WHAT THIS TASK INVOLVES:
Figure out how many lines in the records below hold the string "arrow". That number alone is the answer.

(Entries from a dataset of interfaces)
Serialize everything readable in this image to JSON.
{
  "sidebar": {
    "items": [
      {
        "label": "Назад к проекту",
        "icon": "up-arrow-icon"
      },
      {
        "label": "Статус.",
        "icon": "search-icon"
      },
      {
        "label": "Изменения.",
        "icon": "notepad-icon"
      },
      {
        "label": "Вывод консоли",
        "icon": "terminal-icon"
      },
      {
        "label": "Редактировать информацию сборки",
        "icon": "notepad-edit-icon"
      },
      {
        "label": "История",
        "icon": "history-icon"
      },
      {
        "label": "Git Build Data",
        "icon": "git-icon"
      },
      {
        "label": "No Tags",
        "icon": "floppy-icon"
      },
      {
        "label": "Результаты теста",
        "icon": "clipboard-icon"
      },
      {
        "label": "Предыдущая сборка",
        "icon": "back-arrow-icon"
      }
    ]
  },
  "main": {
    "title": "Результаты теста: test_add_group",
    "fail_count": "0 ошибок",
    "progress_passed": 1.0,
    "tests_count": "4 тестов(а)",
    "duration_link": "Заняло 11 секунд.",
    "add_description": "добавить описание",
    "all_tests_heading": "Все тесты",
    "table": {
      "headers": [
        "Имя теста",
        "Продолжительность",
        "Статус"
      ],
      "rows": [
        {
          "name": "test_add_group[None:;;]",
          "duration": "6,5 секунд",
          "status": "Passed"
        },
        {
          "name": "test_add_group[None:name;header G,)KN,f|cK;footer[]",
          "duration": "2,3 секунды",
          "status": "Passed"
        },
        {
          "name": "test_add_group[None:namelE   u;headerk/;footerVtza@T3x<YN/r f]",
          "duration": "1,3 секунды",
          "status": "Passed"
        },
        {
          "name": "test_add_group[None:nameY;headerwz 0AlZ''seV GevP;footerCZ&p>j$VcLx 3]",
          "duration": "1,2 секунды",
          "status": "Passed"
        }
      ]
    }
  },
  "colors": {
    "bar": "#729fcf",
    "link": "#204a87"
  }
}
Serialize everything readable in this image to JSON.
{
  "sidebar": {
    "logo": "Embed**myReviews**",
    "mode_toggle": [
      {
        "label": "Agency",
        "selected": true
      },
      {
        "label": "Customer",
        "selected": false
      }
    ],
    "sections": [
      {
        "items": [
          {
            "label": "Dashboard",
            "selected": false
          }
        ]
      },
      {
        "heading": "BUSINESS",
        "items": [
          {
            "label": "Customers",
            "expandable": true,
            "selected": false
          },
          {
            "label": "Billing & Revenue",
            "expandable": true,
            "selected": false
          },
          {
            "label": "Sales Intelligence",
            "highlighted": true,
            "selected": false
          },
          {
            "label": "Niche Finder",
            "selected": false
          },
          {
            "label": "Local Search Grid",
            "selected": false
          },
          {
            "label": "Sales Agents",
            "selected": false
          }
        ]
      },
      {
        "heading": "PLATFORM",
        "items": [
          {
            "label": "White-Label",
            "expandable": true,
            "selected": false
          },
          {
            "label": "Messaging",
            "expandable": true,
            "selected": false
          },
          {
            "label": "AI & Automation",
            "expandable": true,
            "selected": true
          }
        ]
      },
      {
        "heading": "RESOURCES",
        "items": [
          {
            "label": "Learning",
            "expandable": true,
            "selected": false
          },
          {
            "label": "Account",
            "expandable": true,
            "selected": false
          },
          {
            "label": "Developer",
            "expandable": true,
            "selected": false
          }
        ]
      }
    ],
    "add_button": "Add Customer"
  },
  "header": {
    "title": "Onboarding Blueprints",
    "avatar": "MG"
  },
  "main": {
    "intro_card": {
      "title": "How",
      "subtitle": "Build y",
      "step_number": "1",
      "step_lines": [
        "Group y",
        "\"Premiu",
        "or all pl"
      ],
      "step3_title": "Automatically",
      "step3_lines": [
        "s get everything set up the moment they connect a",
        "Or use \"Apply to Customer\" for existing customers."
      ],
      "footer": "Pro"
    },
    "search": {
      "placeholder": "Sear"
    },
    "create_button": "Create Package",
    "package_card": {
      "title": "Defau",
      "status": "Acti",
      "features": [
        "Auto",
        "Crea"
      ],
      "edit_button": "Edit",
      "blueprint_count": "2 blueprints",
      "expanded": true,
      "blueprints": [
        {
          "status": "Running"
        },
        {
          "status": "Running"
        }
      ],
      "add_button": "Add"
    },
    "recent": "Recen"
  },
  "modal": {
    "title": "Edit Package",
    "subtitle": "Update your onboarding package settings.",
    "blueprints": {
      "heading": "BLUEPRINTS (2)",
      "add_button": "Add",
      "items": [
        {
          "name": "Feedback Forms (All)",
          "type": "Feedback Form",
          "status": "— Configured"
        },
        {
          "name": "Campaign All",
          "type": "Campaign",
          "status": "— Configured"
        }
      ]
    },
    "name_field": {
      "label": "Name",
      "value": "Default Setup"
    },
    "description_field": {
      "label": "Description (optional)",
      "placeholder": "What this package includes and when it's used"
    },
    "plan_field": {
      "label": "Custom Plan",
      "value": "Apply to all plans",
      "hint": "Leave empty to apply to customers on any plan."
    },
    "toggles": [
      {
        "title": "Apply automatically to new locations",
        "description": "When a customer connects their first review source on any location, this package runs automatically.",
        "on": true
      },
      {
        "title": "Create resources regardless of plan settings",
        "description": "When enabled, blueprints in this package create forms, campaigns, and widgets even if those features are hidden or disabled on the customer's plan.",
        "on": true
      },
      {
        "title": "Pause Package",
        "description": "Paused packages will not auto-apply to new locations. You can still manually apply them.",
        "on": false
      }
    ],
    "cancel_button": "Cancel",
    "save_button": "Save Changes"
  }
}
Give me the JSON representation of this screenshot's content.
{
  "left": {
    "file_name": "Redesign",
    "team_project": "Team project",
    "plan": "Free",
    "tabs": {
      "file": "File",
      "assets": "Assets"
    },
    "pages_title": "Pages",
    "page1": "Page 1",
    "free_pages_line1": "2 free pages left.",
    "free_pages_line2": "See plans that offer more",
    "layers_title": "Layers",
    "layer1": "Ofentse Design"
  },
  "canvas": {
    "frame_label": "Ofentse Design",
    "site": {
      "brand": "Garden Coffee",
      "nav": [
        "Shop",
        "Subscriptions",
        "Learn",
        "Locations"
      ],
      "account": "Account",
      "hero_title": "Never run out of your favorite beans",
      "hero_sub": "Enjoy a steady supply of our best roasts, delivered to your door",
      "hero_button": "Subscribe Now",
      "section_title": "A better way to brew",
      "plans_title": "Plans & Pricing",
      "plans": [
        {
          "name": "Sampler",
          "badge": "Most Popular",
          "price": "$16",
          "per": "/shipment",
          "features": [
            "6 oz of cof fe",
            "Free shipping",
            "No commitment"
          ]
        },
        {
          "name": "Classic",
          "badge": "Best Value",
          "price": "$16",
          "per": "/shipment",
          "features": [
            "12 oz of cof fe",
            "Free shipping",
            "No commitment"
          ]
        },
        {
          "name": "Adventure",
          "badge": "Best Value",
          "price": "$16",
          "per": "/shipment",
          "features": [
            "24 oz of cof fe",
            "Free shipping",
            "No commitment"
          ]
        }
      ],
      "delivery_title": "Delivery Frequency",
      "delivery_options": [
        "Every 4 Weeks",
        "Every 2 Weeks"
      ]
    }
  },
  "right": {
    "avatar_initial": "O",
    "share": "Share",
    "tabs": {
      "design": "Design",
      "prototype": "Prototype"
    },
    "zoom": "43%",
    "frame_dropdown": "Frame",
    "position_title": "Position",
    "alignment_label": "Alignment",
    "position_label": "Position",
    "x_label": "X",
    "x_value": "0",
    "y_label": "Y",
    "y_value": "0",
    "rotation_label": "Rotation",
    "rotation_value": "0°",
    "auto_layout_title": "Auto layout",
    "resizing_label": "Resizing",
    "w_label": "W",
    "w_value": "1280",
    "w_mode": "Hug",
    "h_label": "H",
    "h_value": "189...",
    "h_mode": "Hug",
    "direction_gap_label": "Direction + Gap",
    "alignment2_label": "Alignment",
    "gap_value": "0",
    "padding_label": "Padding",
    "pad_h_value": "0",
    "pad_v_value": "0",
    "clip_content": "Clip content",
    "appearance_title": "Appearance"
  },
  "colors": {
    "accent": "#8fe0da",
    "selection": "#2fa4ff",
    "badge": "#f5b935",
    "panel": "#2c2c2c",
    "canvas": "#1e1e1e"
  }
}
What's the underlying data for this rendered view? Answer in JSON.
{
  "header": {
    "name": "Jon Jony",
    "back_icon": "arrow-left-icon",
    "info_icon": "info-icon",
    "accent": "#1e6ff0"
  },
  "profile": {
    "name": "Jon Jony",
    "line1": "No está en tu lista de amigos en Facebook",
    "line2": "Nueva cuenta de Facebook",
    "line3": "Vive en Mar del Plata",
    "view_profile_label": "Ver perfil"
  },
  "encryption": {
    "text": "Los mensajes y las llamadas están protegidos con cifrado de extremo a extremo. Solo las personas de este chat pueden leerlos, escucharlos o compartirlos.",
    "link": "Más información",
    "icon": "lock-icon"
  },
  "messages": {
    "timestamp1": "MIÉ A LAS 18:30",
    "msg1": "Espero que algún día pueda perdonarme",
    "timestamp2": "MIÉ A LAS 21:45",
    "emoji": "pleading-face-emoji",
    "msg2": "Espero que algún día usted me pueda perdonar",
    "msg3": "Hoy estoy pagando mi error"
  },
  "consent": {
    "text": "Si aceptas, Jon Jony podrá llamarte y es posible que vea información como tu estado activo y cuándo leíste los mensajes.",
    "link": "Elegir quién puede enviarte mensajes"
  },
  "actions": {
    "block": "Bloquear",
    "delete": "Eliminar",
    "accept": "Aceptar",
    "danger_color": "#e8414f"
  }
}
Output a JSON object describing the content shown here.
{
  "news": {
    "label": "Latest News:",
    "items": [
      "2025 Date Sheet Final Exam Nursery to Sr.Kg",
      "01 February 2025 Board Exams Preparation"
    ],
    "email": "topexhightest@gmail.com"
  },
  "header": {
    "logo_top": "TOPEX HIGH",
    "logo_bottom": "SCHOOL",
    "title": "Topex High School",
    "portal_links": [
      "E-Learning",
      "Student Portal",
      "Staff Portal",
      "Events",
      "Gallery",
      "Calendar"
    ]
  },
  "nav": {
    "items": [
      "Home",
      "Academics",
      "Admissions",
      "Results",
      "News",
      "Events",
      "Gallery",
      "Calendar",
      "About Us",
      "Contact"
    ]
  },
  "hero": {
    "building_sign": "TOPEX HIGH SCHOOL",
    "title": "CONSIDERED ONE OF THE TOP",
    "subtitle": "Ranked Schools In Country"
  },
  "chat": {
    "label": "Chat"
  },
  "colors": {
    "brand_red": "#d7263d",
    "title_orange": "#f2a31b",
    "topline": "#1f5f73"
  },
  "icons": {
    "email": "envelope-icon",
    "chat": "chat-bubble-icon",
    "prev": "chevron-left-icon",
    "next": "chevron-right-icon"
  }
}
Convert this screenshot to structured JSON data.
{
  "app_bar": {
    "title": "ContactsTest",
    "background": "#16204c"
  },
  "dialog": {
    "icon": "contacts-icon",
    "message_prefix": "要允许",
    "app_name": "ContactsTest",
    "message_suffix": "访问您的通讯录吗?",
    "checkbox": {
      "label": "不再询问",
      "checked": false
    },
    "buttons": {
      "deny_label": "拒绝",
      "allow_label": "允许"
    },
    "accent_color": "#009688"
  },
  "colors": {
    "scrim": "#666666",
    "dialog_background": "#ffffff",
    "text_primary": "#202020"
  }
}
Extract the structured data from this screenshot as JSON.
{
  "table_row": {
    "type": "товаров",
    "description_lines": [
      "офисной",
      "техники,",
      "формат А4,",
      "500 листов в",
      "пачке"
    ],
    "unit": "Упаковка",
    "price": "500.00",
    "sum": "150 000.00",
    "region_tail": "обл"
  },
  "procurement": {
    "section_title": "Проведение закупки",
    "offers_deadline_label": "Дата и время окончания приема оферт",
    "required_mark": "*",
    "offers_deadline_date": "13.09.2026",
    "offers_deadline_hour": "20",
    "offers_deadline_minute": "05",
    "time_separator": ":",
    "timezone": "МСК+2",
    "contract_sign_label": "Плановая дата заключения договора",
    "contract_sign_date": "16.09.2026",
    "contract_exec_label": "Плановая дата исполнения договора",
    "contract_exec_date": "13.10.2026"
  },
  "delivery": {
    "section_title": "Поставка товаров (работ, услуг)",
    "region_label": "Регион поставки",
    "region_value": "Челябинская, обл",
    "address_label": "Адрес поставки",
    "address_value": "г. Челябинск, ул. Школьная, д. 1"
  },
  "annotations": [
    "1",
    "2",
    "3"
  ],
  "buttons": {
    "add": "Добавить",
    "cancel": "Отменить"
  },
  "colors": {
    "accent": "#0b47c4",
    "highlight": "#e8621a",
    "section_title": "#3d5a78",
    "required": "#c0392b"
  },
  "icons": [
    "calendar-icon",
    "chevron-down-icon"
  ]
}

COMPLETED EXERCISE:
3